I first met him when I was eight months old, in a zoo in Beijing. I was a blond speck of a human being, resembling more a sausage than a person then.
Walking into his hotel, I barely recognized him, obviously, yet his grace and charm made him fee like an old friend immediately.
"Do you like Yakitori?" he asked.
I told him that I would go wherever he liked and we got in a taxi and headed to Hachi-Bei Roppongi, an offshoot of the original restaurant in Fukuoka.
Meat, vegetables, and other items on skewers, placed by an old man, and fanned and monitored by a young apprentice: a very traditional Japanese meal.
He told me about what I was like as a young man. He told me about coming to America many years ago and being startled by how casual we were in meeting each other. Not just me, obviously. Everyone.
The doctor has been married for 45 years. I asked him to tell me the secret of the successful marriage and he laughed heartily before answering:
"I don’t know."
We began the meal immediately with a bowl of edamame and another bowl of cabbage dressed in vinegar. Simple, clean, and without pretense, a combination of words I would use to describe his marriage.
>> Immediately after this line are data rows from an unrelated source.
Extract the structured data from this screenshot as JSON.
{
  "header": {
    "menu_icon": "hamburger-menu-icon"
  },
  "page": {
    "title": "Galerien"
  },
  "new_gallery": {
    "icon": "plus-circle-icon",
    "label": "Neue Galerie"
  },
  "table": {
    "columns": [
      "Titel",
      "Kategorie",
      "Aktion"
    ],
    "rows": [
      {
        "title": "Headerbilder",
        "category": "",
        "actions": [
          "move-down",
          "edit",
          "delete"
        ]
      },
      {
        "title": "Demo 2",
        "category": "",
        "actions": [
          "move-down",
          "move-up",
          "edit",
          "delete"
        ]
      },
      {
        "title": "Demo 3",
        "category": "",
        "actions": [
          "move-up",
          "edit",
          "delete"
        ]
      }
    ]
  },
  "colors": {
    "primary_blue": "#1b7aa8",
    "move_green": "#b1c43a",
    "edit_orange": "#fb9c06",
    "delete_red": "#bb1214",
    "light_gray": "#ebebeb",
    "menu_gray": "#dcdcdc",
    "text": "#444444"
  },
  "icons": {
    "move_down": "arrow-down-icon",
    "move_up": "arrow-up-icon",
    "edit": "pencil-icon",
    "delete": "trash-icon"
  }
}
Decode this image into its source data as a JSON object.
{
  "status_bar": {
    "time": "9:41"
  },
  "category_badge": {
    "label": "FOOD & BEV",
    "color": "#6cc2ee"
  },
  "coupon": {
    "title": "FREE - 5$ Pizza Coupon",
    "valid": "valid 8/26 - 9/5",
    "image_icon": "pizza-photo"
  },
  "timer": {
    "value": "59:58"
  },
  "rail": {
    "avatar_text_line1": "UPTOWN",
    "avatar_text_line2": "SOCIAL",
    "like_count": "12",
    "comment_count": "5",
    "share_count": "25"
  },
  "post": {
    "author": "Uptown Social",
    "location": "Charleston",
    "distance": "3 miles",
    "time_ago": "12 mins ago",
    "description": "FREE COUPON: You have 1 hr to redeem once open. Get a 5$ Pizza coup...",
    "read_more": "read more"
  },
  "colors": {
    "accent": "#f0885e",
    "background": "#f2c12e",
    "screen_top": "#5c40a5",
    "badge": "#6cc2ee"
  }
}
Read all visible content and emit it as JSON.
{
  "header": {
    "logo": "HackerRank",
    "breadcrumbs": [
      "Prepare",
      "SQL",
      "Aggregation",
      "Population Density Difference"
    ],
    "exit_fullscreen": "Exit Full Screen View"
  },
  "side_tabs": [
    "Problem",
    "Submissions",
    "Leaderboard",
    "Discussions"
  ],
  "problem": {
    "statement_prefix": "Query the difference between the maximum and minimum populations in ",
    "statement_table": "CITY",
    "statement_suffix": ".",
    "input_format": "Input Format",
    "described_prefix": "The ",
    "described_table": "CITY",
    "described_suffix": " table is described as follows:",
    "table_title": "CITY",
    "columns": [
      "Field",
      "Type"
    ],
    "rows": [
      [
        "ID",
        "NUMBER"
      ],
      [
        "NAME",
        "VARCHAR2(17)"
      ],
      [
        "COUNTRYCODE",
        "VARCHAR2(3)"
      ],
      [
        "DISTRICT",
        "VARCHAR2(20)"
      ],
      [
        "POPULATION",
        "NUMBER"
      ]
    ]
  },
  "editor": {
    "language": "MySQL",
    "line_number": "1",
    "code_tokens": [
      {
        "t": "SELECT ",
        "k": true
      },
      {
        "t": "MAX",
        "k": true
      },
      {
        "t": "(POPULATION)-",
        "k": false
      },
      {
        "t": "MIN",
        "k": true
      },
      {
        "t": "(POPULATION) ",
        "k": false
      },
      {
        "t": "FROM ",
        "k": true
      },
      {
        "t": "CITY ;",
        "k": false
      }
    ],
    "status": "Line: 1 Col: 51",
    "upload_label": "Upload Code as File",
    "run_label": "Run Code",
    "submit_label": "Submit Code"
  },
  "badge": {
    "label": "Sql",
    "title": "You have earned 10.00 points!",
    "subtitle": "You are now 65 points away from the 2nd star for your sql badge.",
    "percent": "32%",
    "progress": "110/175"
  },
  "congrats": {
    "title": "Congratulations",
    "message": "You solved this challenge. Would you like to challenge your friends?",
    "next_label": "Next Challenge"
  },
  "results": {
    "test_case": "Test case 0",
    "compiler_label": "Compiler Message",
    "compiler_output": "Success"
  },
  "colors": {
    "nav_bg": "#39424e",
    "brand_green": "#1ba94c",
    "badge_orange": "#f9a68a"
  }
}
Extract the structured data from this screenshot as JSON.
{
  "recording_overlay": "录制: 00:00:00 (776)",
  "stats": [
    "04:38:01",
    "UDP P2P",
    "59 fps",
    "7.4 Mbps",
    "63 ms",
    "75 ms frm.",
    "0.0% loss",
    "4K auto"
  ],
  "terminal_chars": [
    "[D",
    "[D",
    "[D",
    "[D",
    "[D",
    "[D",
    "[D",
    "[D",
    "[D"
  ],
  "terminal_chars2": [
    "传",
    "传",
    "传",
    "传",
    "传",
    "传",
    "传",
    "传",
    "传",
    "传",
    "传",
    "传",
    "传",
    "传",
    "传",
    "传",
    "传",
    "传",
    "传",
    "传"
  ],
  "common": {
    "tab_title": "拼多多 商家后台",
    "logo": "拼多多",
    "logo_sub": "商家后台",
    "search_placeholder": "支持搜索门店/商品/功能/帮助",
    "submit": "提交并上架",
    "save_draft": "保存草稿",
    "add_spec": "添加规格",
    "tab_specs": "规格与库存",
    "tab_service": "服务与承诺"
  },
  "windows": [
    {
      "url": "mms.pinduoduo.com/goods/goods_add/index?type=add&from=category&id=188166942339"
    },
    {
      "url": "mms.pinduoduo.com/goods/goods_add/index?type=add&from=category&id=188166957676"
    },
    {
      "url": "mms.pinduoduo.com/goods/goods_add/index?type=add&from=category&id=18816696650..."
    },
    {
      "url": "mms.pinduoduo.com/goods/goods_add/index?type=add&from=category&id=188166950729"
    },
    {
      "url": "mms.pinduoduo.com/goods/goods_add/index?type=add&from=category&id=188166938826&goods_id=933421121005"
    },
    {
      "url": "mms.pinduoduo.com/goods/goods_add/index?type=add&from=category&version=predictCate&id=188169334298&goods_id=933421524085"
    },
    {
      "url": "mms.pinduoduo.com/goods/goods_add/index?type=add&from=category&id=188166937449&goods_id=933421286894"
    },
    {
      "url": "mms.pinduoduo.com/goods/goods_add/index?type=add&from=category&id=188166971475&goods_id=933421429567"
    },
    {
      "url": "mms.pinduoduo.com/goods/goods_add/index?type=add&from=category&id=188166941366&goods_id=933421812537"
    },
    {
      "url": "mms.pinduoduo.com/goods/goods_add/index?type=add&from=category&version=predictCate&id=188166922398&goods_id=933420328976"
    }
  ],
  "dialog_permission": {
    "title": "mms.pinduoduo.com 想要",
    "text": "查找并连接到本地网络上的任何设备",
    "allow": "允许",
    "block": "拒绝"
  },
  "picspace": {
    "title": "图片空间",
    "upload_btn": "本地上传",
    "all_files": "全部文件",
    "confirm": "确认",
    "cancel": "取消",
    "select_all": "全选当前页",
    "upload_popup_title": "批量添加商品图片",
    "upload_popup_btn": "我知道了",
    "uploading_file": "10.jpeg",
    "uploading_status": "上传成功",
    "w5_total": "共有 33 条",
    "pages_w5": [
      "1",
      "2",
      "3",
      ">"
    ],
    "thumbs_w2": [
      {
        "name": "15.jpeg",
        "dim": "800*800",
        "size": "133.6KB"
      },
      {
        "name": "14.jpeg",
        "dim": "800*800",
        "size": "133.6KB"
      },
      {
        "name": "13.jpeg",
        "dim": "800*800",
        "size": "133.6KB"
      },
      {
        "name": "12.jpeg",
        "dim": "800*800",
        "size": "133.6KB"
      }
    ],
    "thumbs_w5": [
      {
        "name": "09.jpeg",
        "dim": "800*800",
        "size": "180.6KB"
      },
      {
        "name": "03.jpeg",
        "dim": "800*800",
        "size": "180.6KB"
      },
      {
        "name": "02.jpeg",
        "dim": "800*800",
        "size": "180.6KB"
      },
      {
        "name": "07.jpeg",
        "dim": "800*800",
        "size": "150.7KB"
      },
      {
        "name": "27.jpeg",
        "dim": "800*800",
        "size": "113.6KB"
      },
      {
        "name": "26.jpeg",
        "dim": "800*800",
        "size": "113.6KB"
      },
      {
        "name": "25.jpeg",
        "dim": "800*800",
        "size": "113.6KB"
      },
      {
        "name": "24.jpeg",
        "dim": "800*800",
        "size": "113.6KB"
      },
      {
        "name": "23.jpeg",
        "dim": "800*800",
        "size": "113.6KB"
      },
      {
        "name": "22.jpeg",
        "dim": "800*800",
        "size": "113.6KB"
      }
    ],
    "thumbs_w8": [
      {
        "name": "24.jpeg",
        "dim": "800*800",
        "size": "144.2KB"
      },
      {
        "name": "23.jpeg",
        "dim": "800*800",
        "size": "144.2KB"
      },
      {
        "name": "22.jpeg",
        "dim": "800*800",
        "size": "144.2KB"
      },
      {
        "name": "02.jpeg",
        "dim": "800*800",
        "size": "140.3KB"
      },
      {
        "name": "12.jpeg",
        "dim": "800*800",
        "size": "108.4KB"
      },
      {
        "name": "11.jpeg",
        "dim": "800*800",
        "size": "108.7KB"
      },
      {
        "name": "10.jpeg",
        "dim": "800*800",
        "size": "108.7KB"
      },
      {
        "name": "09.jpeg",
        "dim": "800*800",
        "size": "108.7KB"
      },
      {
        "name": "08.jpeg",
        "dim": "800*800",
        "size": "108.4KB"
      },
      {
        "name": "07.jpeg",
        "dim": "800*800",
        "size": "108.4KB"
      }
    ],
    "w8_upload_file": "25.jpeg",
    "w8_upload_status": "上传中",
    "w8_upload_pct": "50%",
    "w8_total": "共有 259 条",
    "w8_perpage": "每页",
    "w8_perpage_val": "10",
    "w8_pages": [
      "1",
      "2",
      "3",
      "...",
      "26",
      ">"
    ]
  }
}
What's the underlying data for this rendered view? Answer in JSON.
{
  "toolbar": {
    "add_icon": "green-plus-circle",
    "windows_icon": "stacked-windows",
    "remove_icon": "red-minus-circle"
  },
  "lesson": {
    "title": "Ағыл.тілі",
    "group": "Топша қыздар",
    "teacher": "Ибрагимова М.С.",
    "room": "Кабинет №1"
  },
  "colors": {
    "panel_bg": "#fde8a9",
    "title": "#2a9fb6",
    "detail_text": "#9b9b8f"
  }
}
The first course arrived and it was something very foriegn to me. Raw horse meat. These horses had been massaged and fed wheat beer for most of their lives. I asked the doctor if the horses ever fell down, but he did not quite understand the meaning of my question. Sure, I understand that most people would find eating horses objectionable, but I am not one to question an elder, particularly in a foreign country.
I am a gaijin.
The skewers arrived, one after another. Wagyu beef, chicken hearts, chicken livers, chicken skin. I took it all in as I took in his stories, one after another.
He explained the changes in culture he has seen in the last 30 years. Young people don’t have to get married anymore. When he was a young man, trying to become a doctor, a wife was crucial, because there as no other way to get through the day to day.
I asked him a thousand questions and he responded, time and time again, and I thanked him: “Arigato Goizamasu.” And every time he gave me a gentle head nod.
Then I asked him to explain to me what people in his country thought of me on first sight. He was honest and said “People will see you and they will fear you. You look homeless and hungry. People will think you will take from them. They will think you want money. They will not understand. If you spoke Japanese, you could explain, but you do not.”
So I asked him about my limited Japanese, the Hais and the Arigatos and the Desu Kas and that was when I learned the greatest lesson of all.
"Be who you are."
No one cares if you know a few Japanese words. You’re either Japanese here or you’re not. Don’t try to fit in. Don’t say Arigato. Say Thank You.
"That’s who you are and people will be polite and respectful of your ignorance. They will be thankful of your ignorance. You are gaijin."
Dr. Hirade is a brilliant man. We spoke of Fukushima and of Chernobyl and of radiation and of cultural divides, but the thing I learned the most from is the simplest lesson of all.
You are an outsider. We accept that. You should do the same.
I spent my first days here trying in earnest to fit in, but that’s never going to happen.
Be a gaijin. Be an outsider.
It’s so odd, because in my day to day life, back in America, I take great pride in my “otherness,” but here I feared it and I tried to blend in as best I could.
I was fooling no one.
Be a gaijin.
And it doesn’t matter if you’re a white man in Japan, a high school student in Georgia, or a black man in Utah. Be who you are.
Be a gaijin.
Hello. My name is Elan, and I am a gaijin.
Come be a gaijin with me.